Updated: Dec 19, 2019
One of my favourite mixed media techniques is to print faces or other images onto cheesecloth. I have done this many times and I want to review why this is such an appealing method of adding images to textiles.
Left is a Dover Publications copyright free image of a Geisha. This is the image I used.
When you look for cheesecloth to use for this technique, find the one that is fairly closely woven. There is cheesecloth that is really loosely woven and you may lose most of the image if you try to use this type of cheesecloth.
First I prepared my cheesecloth by cutting a piece to 8 1/2" X 11". Try to cut the weave on the straight grain if you can as it will make a difference to what you can do with the image. I have pre-cut sheets of freezer paper this size, but if you don't have these, simply cut your own piece of freezer paper to fit your printer. Next, iron the cheesecloth onto the freezer paper.

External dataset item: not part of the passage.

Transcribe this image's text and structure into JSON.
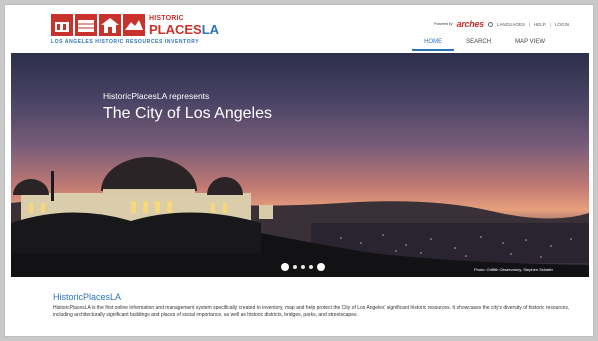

This works best if you use a piece of parchment paper over top of the cheesecloth. Print the image onto the paper backed cheesecloth. I use an Epson printer and have a single sheet feed that I use for this type of printing.
Iron the printed image to heat set the print. Then remove the image from the freezer paper and it is ready to use.
I used fusible web to attach this image to fabric. I have also used matte medium for attaching. I frayed the edges before ironing on the fusible web as I wanted the frayed edges to be loose. So, the fusible web piece was cut to cover only the portion I wanted attached to the fabric.
Once the image was adhered to the backing fabric, I added beadwork to the image. This image was then layered onto dyed torn book pages and burlap. Embellishments were added and the piece was attached to wrapped canvas.
Once the image is attached to the fabric, it is more definite an image, and how it looks will depend on the background fabric. In this case, the brown stamped fabric really brought out the yellow and brown tones.
Here is another example of a cheesecloth image. This is an image of Shakespeare. The frayed edges looked too white on this piece, so they were painted with acrylic paint after it was printed and frayed. This image was adhered with matte medium to a mixed media background made with wheat paste and papers on a recycled upholstery sample.
Of course, you can alter the photo before printing onto cheesecloth. The Shakespeare image was changed to brown tones before printing.
I hope you give this technique a try. It really is an interesting way to add images to your artwork.